▸ **THE TASK**: Look through the listing below, find every line with the string "Desktop", and copy it.

▸ **TASK MATERIAL**:

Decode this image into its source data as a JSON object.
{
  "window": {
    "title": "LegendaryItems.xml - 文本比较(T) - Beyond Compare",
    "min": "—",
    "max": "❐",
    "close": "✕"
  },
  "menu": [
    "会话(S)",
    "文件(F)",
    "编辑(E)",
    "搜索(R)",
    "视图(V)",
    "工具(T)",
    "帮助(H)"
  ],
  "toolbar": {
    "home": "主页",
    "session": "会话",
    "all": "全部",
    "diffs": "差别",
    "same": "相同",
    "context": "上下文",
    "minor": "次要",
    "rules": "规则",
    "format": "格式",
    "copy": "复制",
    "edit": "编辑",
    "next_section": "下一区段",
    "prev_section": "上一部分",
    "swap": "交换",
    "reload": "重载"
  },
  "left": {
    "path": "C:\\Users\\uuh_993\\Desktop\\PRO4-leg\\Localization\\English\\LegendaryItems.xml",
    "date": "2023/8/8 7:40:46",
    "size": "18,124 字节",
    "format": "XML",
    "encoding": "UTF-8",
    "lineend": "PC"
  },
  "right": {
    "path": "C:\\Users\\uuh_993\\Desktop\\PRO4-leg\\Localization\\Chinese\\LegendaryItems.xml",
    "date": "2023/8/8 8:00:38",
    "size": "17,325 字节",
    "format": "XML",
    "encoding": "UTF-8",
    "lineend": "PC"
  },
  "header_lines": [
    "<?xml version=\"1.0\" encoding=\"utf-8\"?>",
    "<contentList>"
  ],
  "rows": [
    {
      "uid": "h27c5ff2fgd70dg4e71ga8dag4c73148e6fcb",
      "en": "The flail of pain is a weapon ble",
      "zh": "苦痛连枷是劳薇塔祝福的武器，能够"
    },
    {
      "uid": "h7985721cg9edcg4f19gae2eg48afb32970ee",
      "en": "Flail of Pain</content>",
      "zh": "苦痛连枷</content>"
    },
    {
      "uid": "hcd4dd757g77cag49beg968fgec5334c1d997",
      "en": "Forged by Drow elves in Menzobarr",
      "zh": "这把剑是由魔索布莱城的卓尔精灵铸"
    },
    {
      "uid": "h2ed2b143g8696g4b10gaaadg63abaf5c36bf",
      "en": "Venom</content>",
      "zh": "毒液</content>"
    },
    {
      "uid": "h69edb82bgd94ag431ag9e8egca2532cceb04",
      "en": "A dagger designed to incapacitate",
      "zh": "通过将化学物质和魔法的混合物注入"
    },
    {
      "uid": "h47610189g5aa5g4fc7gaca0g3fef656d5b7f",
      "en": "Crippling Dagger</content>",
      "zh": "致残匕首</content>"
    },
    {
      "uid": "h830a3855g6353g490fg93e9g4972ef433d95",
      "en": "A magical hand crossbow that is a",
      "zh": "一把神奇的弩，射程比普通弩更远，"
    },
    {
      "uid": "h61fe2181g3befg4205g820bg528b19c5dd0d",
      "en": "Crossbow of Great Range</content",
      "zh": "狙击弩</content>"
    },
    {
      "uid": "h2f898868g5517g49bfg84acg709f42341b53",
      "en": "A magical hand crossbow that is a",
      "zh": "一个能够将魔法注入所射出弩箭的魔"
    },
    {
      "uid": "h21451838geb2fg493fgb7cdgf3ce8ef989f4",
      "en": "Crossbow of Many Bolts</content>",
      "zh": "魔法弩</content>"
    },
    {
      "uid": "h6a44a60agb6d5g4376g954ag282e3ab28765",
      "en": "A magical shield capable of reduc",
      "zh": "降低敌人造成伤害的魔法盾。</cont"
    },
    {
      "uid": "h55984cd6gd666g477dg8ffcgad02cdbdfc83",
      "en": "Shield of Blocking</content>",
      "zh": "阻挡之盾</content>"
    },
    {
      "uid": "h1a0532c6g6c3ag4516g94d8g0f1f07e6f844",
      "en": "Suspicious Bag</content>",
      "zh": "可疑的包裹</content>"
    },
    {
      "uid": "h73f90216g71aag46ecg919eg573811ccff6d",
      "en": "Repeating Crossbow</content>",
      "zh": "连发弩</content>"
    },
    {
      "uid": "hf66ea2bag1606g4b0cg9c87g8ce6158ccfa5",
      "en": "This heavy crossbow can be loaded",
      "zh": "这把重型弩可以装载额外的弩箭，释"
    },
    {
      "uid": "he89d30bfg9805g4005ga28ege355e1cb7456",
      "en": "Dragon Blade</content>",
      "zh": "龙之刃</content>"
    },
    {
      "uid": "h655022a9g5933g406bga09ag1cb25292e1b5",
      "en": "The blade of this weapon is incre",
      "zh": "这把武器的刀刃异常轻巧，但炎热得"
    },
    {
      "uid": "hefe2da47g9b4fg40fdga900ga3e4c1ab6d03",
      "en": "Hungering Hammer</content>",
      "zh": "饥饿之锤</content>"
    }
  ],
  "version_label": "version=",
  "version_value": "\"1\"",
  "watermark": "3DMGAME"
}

▸ **ANSWER TO THIS TASK**:
    "path": "C:\\Users\\uuh_993\\Desktop\\PRO4-leg\\Localization\\English\\LegendaryItems.xml",
    "path": "C:\\Users\\uuh_993\\Desktop\\PRO4-leg\\Localization\\Chinese\\LegendaryItems.xml",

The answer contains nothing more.